Freelance writer Rebecca Ritzel penned an intriguing piece for The Washington Post about a number of ballet dancers who found careers in the sciences. One in particular, Brett Denevi, who attended classes at Ballet Arts Minnesota in Minneapolis with ABT's Simone Messmer, eventually landed at the Johns Hopkins University Applied Physics Laboratory where she analyzes images of the planet Mercury that are transmitted back to Earth from NASA's spacecraft Messenger. Ritzel writes:
According to International Astronomical Union rules, all craters on Mercury must be named after famous figures in the arts who were famous at least half a century ago, and dead for at least three years. Yet as of 2010, not a single crater, out of hundreds, had been named in honor of a dancer or choreographer. Denevi did something about that. There are now planetary pockmarks named after Alvin Ailey, George Balanchine, Margot Fonteyn, Rudolf Nureyev and Marius Petipa. The Balanchine is her favorite, so named because the blue rays extending from the crater reminded her of the long, blue tutus in his classic ballet, “Serenade.”
Finding all of this fascinating, Haglund went digging for more information and found that Craters Ailey, Balanchine, Fonteyn, Nureyev, and Petipa received their names on April 24, 2012, according to the Gazetteer of Planetary Nomenclature which lists 15,081 planetary names (and takes a long time for the browser to open).
After a little more searching – voilà! This picture of Balanchine was acquired by NASA on June 15, 2012. Pretty interesting, huh?

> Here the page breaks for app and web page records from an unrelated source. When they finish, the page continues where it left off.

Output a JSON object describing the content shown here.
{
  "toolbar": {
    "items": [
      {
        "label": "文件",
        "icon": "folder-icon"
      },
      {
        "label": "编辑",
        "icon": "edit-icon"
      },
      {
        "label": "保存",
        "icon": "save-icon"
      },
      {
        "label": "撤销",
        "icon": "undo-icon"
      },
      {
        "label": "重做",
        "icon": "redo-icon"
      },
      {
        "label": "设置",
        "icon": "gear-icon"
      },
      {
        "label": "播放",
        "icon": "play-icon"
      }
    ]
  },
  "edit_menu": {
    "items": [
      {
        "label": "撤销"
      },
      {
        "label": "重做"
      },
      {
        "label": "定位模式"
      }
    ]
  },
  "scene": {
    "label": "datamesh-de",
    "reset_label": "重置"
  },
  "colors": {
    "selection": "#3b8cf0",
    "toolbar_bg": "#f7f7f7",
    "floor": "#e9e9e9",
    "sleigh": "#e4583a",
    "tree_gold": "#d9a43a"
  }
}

As Ms. Denevi noted, some of those blue rays reflecting off the crater might remind one of the costumes in Serenade.
Click on the image to enlarge and clariy.
Here is NASA's photo of the dazzling Petipa: